Subscription models and small venues the future
AS ARTISTES and musicians try to manage the situation brought on by COVID-19’s stranglehold on the world and its economy, in the interim, many have resorted to hosting live-stream events. But that only succeeds to a point. Performers retain their audience’s attention, but continue to lose out on potential revenue earnings. So, as live music events around the world reschedule their dates deep into 2021, it has become clearer that there needs to be a more permanent, income-generating solution for the time being.
That answer is on social media.
Daddi Barnz, director at Soul Circle Music/Chronixx Music Group, who has been paying keen attention to shifts in the global music economy, believes that Silicon Valley reactions could create income streams for all the players whose livelihood depends on performing for masses.
According to Digital Music News, streaming platforms like Twitch saw major growth in the past two months, as musicians who lost work during the outbreak took to the gamer-dominated site for refuge.
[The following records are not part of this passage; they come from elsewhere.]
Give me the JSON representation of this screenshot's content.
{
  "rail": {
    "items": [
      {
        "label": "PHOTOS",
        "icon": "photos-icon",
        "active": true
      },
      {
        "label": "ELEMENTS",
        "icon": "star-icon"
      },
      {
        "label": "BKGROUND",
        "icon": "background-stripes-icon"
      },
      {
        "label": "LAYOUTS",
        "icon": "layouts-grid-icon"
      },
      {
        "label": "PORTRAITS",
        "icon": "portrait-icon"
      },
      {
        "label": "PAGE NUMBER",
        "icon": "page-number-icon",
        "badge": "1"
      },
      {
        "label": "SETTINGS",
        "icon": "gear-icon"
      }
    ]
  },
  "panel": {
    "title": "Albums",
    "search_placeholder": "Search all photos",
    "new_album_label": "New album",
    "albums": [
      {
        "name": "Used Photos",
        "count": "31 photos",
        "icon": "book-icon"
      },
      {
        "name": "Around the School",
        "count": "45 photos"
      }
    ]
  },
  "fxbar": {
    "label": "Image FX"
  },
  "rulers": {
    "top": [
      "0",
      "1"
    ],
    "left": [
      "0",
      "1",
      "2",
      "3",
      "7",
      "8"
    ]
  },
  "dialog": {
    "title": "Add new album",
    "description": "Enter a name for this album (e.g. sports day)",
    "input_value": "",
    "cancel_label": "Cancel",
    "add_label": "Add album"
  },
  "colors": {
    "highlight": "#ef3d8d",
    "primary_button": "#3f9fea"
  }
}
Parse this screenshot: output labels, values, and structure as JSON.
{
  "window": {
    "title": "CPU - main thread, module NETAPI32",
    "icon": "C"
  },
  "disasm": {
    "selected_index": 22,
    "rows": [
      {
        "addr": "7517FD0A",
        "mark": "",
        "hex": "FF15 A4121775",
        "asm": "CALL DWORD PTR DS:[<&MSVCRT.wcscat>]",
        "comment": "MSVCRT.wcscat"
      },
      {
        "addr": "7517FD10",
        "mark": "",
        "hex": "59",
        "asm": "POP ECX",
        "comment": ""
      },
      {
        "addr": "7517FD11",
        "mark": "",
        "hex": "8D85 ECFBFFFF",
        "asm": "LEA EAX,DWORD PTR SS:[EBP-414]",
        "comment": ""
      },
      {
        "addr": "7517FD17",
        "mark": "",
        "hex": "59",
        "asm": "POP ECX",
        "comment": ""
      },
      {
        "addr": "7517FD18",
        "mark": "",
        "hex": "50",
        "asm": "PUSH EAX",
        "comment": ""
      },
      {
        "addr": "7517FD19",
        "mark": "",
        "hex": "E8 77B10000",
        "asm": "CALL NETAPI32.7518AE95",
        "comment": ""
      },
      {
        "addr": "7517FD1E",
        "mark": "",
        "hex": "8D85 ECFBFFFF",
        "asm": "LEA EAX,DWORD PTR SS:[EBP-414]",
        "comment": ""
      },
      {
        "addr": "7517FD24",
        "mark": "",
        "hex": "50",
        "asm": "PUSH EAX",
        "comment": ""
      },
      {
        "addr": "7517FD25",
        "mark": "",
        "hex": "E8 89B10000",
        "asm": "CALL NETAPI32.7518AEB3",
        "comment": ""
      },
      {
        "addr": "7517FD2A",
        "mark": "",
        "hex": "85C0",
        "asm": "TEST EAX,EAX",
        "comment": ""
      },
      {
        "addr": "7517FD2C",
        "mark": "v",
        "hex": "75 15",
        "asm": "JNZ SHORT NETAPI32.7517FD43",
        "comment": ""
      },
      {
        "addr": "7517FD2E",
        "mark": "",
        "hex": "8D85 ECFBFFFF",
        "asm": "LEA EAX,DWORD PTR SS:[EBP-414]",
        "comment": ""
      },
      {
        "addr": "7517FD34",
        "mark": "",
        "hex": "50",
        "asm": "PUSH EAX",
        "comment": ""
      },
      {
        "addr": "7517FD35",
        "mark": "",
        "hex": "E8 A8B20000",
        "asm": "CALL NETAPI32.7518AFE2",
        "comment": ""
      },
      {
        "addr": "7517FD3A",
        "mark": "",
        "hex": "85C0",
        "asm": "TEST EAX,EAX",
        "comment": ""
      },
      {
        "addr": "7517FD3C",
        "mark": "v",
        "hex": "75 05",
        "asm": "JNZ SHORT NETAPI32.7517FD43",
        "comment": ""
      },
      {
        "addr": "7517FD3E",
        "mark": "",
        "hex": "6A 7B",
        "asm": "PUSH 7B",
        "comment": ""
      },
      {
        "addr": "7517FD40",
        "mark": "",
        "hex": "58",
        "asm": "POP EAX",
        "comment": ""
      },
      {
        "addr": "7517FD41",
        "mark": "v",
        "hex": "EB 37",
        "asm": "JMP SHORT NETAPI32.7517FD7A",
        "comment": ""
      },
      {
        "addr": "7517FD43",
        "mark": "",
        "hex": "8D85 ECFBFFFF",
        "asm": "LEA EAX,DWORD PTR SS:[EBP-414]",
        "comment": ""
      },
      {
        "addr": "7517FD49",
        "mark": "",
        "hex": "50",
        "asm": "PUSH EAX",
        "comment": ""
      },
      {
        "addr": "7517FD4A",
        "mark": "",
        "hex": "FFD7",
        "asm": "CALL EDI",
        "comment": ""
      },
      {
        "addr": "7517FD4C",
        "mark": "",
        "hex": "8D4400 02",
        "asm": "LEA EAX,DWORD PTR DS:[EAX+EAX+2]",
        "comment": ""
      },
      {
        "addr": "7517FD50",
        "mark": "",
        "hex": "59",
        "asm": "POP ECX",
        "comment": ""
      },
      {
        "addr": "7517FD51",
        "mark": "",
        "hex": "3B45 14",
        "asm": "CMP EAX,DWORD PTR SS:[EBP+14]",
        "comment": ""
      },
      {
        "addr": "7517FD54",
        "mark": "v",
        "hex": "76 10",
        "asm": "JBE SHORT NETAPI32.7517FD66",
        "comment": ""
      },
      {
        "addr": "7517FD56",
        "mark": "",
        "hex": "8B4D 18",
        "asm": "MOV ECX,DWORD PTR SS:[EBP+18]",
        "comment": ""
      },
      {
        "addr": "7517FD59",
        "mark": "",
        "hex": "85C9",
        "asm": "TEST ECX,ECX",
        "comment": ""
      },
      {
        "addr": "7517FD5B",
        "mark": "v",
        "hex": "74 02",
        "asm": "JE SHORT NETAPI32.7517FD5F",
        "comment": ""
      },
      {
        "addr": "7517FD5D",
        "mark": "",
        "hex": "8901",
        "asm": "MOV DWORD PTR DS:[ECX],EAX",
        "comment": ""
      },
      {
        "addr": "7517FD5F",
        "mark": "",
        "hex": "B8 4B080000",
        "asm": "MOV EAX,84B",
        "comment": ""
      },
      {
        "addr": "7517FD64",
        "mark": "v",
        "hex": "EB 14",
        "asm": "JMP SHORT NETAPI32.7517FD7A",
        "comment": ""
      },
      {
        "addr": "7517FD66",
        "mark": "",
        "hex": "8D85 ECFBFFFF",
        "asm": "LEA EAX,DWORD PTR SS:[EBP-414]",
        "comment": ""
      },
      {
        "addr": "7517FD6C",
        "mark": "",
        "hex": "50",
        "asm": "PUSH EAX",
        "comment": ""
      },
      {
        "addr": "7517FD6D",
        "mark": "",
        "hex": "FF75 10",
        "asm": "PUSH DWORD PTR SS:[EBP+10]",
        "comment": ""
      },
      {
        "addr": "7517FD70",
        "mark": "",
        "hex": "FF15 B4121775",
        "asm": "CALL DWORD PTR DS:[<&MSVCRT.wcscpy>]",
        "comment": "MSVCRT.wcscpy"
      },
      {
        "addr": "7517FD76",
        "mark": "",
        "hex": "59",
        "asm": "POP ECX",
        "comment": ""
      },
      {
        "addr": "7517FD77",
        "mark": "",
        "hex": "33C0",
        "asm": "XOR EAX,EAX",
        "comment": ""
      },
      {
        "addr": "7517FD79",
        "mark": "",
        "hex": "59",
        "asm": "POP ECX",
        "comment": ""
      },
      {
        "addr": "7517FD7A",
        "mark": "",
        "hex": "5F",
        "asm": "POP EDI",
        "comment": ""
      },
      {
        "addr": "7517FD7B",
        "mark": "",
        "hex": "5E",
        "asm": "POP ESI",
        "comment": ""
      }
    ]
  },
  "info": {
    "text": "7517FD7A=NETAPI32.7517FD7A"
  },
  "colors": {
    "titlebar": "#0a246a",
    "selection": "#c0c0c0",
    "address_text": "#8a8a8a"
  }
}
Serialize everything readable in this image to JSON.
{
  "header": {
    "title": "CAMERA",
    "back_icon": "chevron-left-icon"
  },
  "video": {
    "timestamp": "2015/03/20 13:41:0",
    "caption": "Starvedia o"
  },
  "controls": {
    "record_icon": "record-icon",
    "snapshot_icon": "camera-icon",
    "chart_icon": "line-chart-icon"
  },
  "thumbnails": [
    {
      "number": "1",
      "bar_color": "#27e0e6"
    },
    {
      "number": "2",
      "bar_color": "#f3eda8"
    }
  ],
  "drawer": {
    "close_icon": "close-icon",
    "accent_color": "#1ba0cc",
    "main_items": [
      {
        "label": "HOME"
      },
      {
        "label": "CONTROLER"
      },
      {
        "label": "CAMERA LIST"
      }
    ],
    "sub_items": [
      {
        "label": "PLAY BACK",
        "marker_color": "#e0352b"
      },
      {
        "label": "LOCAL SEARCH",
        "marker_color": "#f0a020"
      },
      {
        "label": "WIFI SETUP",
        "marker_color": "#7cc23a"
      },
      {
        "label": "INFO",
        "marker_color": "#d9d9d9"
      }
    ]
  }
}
Facebook will respond to that migration by making changes to monetise its own live-stream platform.
While it has not yet been announced how the Facebook Live payment system will work or what commission rates may be, Barnz opines that the reggae industry should utilise the monetised platform, particularly disc jockeys who have sustained online parties since “outside stop keep,” with the only cost of admission being a strong Wi-Fi connection.
“I believe it should help them to access the new ‘entrance fee’ to virtual parties on Facebook to give another income stream. The DJs have copyright issues. A lot of them have been posting, ‘I am not the owner of this copyright material, I have no intentions of infringing.’ I’ve seen that on over 100 deejays’ captions, right beside their money-pull-up PayPal or CashApp tags,” Barnz observed.
Currently, donation links are live on streams that benefit non-profit groups. “To support creators and small businesses, we plan to add the ability for pages to charge for access to events with Live videos on Facebook – anything from online performances to classes to professional conferences,” an announcement from Facebook reads.
Still, that solution can only be temporary, especially for musicians, vocalists, roadies, and the sound and light engineers whose fulfilment comes from standing in the flesh, on a stage, connecting to a live, loud and applauding audience.
As he keeps watch, Barnz does not anticipate that concerts and other such gatherings will become viable income streams in the near future. As it relates to show postponements and cancellations, “I’ve seen where what was previously rescheduled for late summer and fall (September to October), all of those shows got rescheduled, and are starting to get cancelled now,” he told The Gleaner.
Dates are being pushed further back, into 2021. Locally, we’ve seen such a decision taken with Joe Bogdanovich, owner of the Reggae Sumfest brand.
Based on discussions with international contacts and his own observation of the shifting industry, Barnz suggests a renewed approach that engages roadies, stage hands, production crews and all others whose success depended on sold-out clubs, arenas or stadium concerts. To eventually reintroduce live music performances, promoters will have to radically alter their approach. “Multiple nights, 100-person capacity, small venues will be a norm for now, going forward,” Barnz said.
This suggestion comes as he sees European territories begin easing their COVID-19 cautionary instructions bit by bit. He advises that other music industry professionals be watchful as well, noting that Jamaica could take cues from how the international community initiates their bounce back into action.
“I’ve gotten words that barbershops in Portugal reopened this week. One of my agents said he went for a haircut, but he had to wear a mask and take social-distancing precautionary measures. We, as agents, management or representatives, should study the market daily. Changes occur by the second. We will have to assess more often,” he said.